Now, these photos were taken back in the days before we started doing Mystery Flora and all those, so I don’t have five trillion photos of the flower to choose from. So we shall make do with one very like it (and likely closely related, if not the same species), which I snapped up on the drumlin last September.

Mystery Flora I

Mystery Flora I

And a bit closer:

Mystery Flora II

Mystery Flora II

There you are, my loves. Art, nature, music and mystery all in one. Lovely!

Freethought Friday: Quotable Atheists I

Oh, those early freethinkers could turn a phrase on a dime, my darlings, and it’s time we had a selection of their quotable bits. Here I’ve a small selection of quotes loosely themed around religion and morality. Do you have any favorites of your own? Do share!

Elizabeth Cady Stanton: “When women understand that governments and religions are human inventions; that Bibles, prayer-books, catechisms, and encyclical letters are all emanations from the brains of man, they will no longer be oppressed by the injunctions that come to them with the divine authority of ‘Thus sayeth the Lord.’”

Robert Ingersoll: “Religion has not civilized man—man has civilized religion. God improves as man advances.”

Baron d’Holbach: “Is there anything better calculated to annihilate every idea of morality in the minds of men, than to make them understand that their God, who is so powerful and so perfect, is often compelled to use crime to accomplish His designs?”

Charles Southwell: “Witness the character of Him implied in the conceit of that popular preacher who declared ‘there are children in hell not a span long’—a declaration which could only be made by one whose humanity was extinguished by divinity.”

Matilda Joslyn Gage: “The church has ever obstructed the progress of humanity, delaying civilization and condemning the world to a moral barbarism from which there is no escape except through repudiation of its teachings.”

Torture Chamber of the Inquisition. From 'A Complete History of the Inquisition', Westminster, London 1736. Image and caption courtesy Wikimedia Commons.

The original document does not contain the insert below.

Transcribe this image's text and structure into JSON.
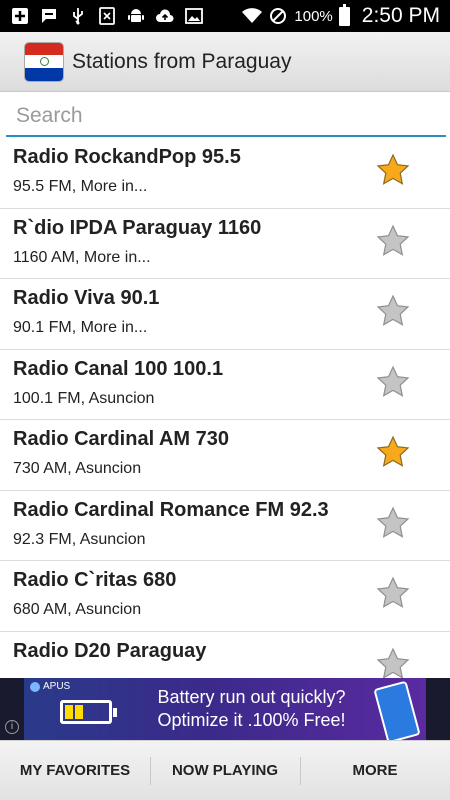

Torture Chamber of the Inquisition. From ‘A Complete History of the Inquisition’, Westminster, London 1736. Image and caption courtesy Wikimedia Commons.